How to complete this task ::
A complete, exact retyping of the data below is required.

== Records shown ==

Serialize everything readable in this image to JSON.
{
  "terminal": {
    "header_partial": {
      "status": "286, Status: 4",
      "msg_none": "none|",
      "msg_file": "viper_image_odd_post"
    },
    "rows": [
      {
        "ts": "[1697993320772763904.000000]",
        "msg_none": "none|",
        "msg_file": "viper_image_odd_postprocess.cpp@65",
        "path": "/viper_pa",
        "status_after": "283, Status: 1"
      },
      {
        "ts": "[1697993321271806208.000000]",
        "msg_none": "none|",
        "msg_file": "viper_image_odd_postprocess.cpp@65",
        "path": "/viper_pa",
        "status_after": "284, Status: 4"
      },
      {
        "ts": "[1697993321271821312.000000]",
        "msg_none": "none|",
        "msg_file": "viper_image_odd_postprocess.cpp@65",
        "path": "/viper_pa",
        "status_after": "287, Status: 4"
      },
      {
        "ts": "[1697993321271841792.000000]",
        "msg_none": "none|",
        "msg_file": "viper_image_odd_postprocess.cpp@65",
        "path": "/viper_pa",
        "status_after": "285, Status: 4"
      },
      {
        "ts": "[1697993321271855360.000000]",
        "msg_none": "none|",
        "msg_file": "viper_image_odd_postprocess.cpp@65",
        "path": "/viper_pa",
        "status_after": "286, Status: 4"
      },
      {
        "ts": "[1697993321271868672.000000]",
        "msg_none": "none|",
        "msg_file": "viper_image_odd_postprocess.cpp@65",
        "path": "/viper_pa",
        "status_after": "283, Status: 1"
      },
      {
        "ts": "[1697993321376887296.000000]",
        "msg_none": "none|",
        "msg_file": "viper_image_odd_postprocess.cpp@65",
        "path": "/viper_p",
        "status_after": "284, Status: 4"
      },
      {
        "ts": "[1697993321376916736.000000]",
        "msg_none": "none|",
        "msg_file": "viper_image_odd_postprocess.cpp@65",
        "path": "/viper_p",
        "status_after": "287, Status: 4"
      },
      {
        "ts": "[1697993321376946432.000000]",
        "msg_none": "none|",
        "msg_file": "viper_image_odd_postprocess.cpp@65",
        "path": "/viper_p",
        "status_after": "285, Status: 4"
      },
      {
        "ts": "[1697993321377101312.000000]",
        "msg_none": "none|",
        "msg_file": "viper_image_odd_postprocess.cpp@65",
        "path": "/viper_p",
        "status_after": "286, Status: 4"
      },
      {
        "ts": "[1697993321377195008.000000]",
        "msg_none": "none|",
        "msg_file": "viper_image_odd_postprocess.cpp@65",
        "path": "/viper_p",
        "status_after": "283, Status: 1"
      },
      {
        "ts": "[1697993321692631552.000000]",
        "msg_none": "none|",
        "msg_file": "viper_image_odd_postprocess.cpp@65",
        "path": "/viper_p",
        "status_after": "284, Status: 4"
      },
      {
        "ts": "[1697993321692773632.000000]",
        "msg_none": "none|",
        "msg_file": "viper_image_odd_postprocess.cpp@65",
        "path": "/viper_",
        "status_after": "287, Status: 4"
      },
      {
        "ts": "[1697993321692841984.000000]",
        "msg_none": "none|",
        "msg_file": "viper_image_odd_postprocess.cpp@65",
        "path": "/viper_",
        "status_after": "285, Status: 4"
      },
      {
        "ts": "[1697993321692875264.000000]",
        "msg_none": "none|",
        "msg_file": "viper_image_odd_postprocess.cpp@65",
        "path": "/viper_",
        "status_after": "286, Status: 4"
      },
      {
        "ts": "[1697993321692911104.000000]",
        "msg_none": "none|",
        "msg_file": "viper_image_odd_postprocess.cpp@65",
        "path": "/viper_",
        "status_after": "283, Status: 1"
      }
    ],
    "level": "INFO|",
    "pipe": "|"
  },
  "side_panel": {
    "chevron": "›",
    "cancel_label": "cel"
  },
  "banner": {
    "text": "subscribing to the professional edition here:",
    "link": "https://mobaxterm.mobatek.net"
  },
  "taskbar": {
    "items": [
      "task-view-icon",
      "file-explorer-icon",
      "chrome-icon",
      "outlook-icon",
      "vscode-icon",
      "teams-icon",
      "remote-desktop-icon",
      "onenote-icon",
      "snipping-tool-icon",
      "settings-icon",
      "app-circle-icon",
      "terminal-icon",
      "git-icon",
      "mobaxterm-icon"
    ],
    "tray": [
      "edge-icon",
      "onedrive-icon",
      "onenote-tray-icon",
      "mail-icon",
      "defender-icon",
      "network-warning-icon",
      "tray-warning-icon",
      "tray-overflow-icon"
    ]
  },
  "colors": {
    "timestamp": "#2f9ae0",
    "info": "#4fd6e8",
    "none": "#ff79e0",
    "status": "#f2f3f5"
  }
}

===

Written solution ::
Serialize everything readable in this image to JSON.
{
  "terminal": {
    "header_partial": {
      "status": "286, Status: 4",
      "msg_none": "none|",
      "msg_file": "viper_image_odd_post"
    },
    "rows": [
      {
        "ts": "[1697993320772763904.000000]",
        "msg_none": "none|",
        "msg_file": "viper_image_odd_postprocess.cpp@65",
        "path": "/viper_pa",
        "status_after": "283, Status: 1"
      },
      {
        "ts": "[1697993321271806208.000000]",
        "msg_none": "none|",
        "msg_file": "viper_image_odd_postprocess.cpp@65",
        "path": "/viper_pa",
        "status_after": "284, Status: 4"
      },
      {
        "ts": "[1697993321271821312.000000]",
        "msg_none": "none|",
        "msg_file": "viper_image_odd_postprocess.cpp@65",
        "path": "/viper_pa",
        "status_after": "287, Status: 4"
      },
      {
        "ts": "[1697993321271841792.000000]",
        "msg_none": "none|",
        "msg_file": "viper_image_odd_postprocess.cpp@65",
        "path": "/viper_pa",
        "status_after": "285, Status: 4"
      },
      {
        "ts": "[1697993321271855360.000000]",
        "msg_none": "none|",
        "msg_file": "viper_image_odd_postprocess.cpp@65",
        "path": "/viper_pa",
        "status_after": "286, Status: 4"
      },
      {
        "ts": "[1697993321271868672.000000]",
        "msg_none": "none|",
        "msg_file": "viper_image_odd_postprocess.cpp@65",
        "path": "/viper_pa",
        "status_after": "283, Status: 1"
      },
      {
        "ts": "[1697993321376887296.000000]",
        "msg_none": "none|",
        "msg_file": "viper_image_odd_postprocess.cpp@65",
        "path": "/viper_p",
        "status_after": "284, Status: 4"
      },
      {
        "ts": "[1697993321376916736.000000]",
        "msg_none": "none|",
        "msg_file": "viper_image_odd_postprocess.cpp@65",
        "path": "/viper_p",
        "status_after": "287, Status: 4"
      },
      {
        "ts": "[1697993321376946432.000000]",
        "msg_none": "none|",
        "msg_file": "viper_image_odd_postprocess.cpp@65",
        "path": "/viper_p",
        "status_after": "285, Status: 4"
      },
      {
        "ts": "[1697993321377101312.000000]",
        "msg_none": "none|",
        "msg_file": "viper_image_odd_postprocess.cpp@65",
        "path": "/viper_p",
        "status_after": "286, Status: 4"
      },
      {
        "ts": "[1697993321377195008.000000]",
        "msg_none": "none|",
        "msg_file": "viper_image_odd_postprocess.cpp@65",
        "path": "/viper_p",
        "status_after": "283, Status: 1"
      },
      {
        "ts": "[1697993321692631552.000000]",
        "msg_none": "none|",
        "msg_file": "viper_image_odd_postprocess.cpp@65",
        "path": "/viper_p",
        "status_after": "284, Status: 4"
      },
      {
        "ts": "[1697993321692773632.000000]",
        "msg_none": "none|",
        "msg_file": "viper_image_odd_postprocess.cpp@65",
        "path": "/viper_",
        "status_after": "287, Status: 4"
      },
      {
        "ts": "[1697993321692841984.000000]",
        "msg_none": "none|",
        "msg_file": "viper_image_odd_postprocess.cpp@65",
        "path": "/viper_",
        "status_after": "285, Status: 4"
      },
      {
        "ts": "[1697993321692875264.000000]",
        "msg_none": "none|",
        "msg_file": "viper_image_odd_postprocess.cpp@65",
        "path": "/viper_",
        "status_after": "286, Status: 4"
      },
      {
        "ts": "[1697993321692911104.000000]",
        "msg_none": "none|",
        "msg_file": "viper_image_odd_postprocess.cpp@65",
        "path": "/viper_",
        "status_after": "283, Status: 1"
      }
    ],
    "level": "INFO|",
    "pipe": "|"
  },
  "side_panel": {
    "chevron": "›",
    "cancel_label": "cel"
  },
  "banner": {
    "text": "subscribing to the professional edition here:",
    "link": "https://mobaxterm.mobatek.net"
  },
  "taskbar": {
    "items": [
      "task-view-icon",
      "file-explorer-icon",
      "chrome-icon",
      "outlook-icon",
      "vscode-icon",
      "teams-icon",
      "remote-desktop-icon",
      "onenote-icon",
      "snipping-tool-icon",
      "settings-icon",
      "app-circle-icon",
      "terminal-icon",
      "git-icon",
      "mobaxterm-icon"
    ],
    "tray": [
      "edge-icon",
      "onedrive-icon",
      "onenote-tray-icon",
      "mail-icon",
      "defender-icon",
      "network-warning-icon",
      "tray-warning-icon",
      "tray-overflow-icon"
    ]
  },
  "colors": {
    "timestamp": "#2f9ae0",
    "info": "#4fd6e8",
    "none": "#ff79e0",
    "status": "#f2f3f5"
  }
}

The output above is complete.